Work item: Write out all records as given; omit images.

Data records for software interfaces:
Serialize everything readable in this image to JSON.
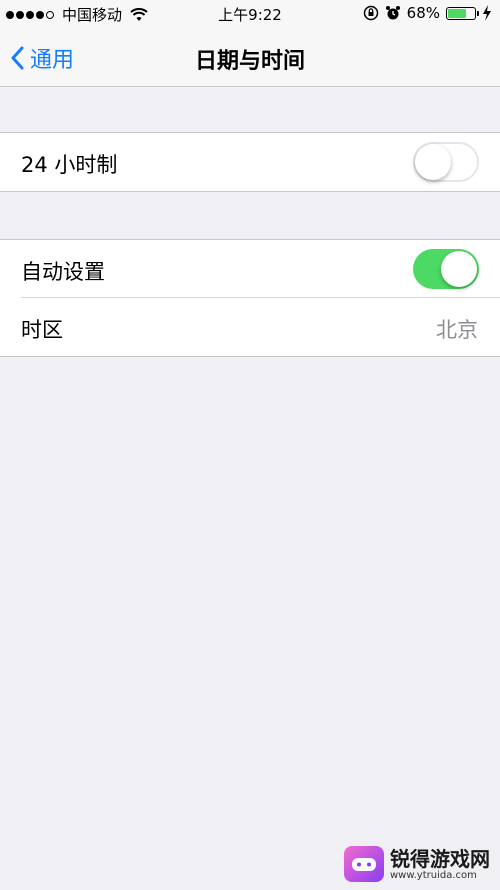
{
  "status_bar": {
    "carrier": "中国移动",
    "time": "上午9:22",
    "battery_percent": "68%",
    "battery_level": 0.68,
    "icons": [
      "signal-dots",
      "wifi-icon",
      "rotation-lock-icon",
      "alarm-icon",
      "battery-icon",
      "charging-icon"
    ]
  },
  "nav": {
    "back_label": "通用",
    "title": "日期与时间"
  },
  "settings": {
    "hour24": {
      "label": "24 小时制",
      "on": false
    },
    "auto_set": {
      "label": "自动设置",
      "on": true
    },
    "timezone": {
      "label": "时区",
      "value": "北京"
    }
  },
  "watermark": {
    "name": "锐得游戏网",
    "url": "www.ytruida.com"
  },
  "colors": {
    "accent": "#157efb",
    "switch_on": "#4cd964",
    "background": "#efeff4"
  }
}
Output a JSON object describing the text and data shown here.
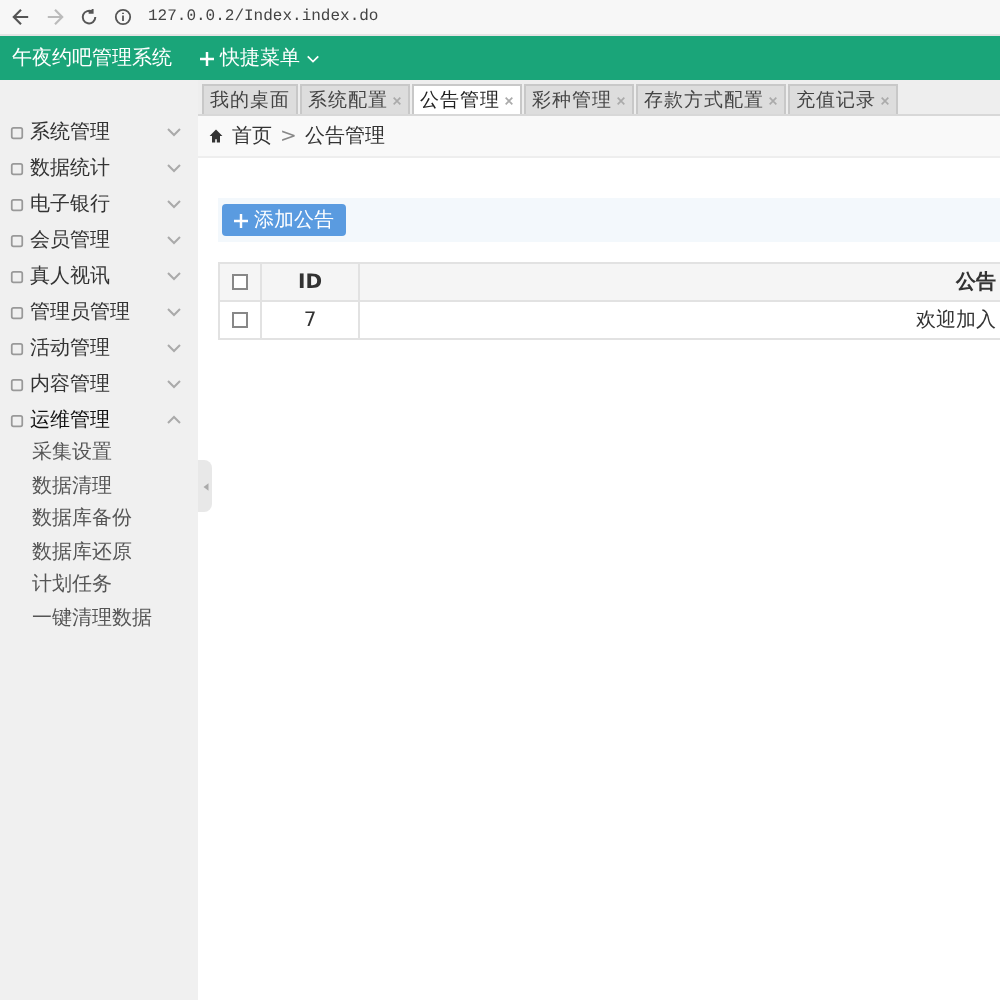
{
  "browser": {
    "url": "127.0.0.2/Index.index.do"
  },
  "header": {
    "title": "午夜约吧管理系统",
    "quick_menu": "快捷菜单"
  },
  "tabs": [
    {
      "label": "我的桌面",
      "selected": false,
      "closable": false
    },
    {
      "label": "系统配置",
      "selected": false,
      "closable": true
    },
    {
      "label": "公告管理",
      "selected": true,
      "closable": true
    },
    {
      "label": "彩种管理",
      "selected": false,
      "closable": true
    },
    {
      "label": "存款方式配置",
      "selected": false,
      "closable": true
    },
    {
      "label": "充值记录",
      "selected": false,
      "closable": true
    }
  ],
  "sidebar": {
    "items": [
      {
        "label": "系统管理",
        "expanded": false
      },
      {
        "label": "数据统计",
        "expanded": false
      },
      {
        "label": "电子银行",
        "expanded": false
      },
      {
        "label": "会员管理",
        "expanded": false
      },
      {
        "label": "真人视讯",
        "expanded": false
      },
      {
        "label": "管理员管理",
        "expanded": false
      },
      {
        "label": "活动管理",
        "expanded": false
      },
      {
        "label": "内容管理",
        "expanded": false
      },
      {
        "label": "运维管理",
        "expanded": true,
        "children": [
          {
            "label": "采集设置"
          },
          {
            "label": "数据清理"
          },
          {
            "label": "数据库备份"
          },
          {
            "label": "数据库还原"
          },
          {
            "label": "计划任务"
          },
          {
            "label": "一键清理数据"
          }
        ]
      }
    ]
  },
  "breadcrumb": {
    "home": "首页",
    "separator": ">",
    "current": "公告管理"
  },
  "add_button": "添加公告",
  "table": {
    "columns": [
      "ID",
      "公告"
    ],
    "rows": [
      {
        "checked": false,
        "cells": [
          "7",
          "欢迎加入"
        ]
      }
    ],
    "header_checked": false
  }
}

Answer to the exercise:
Serialize everything readable in this image to JSON.
{
  "status_bar": {
    "carrier": "中国移动",
    "time": "上午9:22",
    "battery_percent": "68%",
    "battery_level": 0.68,
    "icons": [
      "signal-dots",
      "wifi-icon",
      "rotation-lock-icon",
      "alarm-icon",
      "battery-icon",
      "charging-icon"
    ]
  },
  "nav": {
    "back_label": "通用",
    "title": "日期与时间"
  },
  "settings": {
    "hour24": {
      "label": "24 小时制",
      "on": false
    },
    "auto_set": {
      "label": "自动设置",
      "on": true
    },
    "timezone": {
      "label": "时区",
      "value": "北京"
    }
  },
  "watermark": {
    "name": "锐得游戏网",
    "url": "www.ytruida.com"
  },
  "colors": {
    "accent": "#157efb",
    "switch_on": "#4cd964",
    "background": "#efeff4"
  }
}
Output a JSON object describing the text and data shown here.
{
  "browser": {
    "url": "127.0.0.2/Index.index.do"
  },
  "header": {
    "title": "午夜约吧管理系统",
    "quick_menu": "快捷菜单"
  },
  "tabs": [
    {
      "label": "我的桌面",
      "selected": false,
      "closable": false
    },
    {
      "label": "系统配置",
      "selected": false,
      "closable": true
    },
    {
      "label": "公告管理",
      "selected": true,
      "closable": true
    },
    {
      "label": "彩种管理",
      "selected": false,
      "closable": true
    },
    {
      "label": "存款方式配置",
      "selected": false,
      "closable": true
    },
    {
      "label": "充值记录",
      "selected": false,
      "closable": true
    }
  ],
  "sidebar": {
    "items": [
      {
        "label": "系统管理",
        "expanded": false
      },
      {
        "label": "数据统计",
        "expanded": false
      },
      {
        "label": "电子银行",
        "expanded": false
      },
      {
        "label": "会员管理",
        "expanded": false
      },
      {
        "label": "真人视讯",
        "expanded": false
      },
      {
        "label": "管理员管理",
        "expanded": false
      },
      {
        "label": "活动管理",
        "expanded": false
      },
      {
        "label": "内容管理",
        "expanded": false
      },
      {
        "label": "运维管理",
        "expanded": true,
        "children": [
          {
            "label": "采集设置"
          },
          {
            "label": "数据清理"
          },
          {
            "label": "数据库备份"
          },
          {
            "label": "数据库还原"
          },
          {
            "label": "计划任务"
          },
          {
            "label": "一键清理数据"
          }
        ]
      }
    ]
  },
  "breadcrumb": {
    "home": "首页",
    "separator": ">",
    "current": "公告管理"
  },
  "add_button": "添加公告",
  "table": {
    "columns": [
      "ID",
      "公告"
    ],
    "rows": [
      {
        "checked": false,
        "cells": [
          "7",
          "欢迎加入"
        ]
      }
    ],
    "header_checked": false
  }
}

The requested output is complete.